The U.S. Court of Appeals for the DC Circuit Court hears an oral argument in the case of Verizon v. FCC.
Verizon v. FCC is a challenge of the FCC’s final order adopting its 2010 Open Internet Order, also known as the network neutrality rules.
In the brief, Verizon argues that the FCC rules are in excess of the Commission’s statutory authority, that they violate the First and Fifth Amendments, and that they are arbitrary and capricious under the standards of the Administrative Procedure Act.
The FCC's 2011 open Internet rules require Internet providers to treat all Web traffic equally and give consumers equal access to all lawful content, even if, for instance, it comes from a competitor or disagrees with their political views.

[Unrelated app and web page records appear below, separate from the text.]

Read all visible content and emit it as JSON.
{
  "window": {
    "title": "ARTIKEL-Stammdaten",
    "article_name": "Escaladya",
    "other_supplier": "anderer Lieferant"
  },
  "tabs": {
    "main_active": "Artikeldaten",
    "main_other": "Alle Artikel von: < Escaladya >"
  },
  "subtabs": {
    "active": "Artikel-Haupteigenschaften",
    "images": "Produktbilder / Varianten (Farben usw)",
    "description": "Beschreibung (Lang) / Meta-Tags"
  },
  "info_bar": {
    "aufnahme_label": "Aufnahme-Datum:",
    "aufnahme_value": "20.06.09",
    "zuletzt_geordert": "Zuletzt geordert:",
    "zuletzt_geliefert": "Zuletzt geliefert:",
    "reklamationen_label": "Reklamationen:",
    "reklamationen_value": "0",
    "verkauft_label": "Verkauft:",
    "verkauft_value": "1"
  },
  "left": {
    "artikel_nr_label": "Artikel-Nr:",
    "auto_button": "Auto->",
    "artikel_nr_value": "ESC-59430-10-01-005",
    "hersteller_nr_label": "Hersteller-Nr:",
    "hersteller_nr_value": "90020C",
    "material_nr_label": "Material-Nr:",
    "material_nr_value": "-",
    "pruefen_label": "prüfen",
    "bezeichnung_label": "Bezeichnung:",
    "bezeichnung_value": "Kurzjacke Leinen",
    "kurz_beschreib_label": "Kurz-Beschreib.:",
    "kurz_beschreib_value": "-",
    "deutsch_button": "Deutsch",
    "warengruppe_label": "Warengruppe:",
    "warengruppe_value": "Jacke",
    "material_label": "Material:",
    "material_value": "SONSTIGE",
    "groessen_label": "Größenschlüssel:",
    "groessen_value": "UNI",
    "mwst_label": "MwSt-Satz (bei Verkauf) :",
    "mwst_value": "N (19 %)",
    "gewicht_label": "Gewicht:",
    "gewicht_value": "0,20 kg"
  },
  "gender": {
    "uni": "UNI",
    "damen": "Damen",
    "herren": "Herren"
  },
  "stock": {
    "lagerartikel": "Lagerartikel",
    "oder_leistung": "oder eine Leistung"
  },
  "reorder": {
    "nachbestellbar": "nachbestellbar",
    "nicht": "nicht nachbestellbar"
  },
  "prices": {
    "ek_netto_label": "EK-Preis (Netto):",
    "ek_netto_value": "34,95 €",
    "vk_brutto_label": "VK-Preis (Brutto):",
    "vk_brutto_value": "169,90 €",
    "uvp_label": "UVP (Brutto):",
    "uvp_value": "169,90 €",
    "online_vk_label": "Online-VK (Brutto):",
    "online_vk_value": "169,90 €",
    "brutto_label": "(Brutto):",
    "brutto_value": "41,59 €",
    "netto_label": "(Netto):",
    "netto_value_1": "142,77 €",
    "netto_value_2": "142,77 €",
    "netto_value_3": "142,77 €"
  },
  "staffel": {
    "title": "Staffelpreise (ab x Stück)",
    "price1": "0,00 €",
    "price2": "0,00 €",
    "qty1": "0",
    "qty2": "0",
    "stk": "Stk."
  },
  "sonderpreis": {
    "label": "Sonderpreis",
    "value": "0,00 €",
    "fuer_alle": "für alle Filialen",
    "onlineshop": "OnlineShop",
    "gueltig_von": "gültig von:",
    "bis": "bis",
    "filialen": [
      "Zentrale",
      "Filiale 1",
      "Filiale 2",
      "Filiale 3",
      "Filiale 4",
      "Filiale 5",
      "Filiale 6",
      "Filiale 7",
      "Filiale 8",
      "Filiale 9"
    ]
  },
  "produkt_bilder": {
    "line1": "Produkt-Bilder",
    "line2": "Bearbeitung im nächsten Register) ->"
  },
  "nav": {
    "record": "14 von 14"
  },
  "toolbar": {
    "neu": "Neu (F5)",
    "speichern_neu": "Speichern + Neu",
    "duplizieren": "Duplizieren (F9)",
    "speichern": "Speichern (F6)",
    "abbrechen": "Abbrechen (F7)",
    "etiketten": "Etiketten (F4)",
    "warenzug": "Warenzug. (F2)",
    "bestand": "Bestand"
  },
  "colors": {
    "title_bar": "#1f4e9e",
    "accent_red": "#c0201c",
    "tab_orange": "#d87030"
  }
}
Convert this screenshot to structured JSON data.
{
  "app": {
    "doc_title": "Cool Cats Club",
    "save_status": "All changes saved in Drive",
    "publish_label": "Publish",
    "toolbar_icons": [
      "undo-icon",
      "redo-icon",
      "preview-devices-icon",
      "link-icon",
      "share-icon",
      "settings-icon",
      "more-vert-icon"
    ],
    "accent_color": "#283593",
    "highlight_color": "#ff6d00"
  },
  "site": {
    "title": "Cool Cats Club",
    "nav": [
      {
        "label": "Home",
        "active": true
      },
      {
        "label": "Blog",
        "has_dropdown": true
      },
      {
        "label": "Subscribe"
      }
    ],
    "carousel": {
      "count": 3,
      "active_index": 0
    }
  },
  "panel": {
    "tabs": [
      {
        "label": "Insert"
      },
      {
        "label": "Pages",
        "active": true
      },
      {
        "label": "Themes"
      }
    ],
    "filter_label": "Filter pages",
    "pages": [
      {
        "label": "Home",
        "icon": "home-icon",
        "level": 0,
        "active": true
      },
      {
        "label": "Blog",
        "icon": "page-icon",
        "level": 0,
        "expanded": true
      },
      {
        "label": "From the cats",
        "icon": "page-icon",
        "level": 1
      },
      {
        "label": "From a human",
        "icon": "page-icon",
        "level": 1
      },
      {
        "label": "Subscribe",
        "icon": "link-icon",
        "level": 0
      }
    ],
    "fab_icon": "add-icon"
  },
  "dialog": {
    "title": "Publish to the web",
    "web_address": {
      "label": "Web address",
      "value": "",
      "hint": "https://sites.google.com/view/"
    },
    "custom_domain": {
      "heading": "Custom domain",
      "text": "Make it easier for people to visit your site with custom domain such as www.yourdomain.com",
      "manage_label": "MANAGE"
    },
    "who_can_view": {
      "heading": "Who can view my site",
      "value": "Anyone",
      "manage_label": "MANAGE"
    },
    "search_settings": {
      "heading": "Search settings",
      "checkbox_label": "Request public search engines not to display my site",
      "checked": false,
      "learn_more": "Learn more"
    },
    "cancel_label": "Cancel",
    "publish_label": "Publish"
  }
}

The FCC in its brief is arguing that Verizon is still free to express any opinion it wants on its own websites but that it doesn't have a constitutional right to restrict the Internet. "Internet access providers do not engage in speech; they transport the speech of others, as a messenger delivers documents containing speech," the FCC wrote. "Unlike cable systems, newspapers, and other media, broadband providers do not exercise editorial discretion."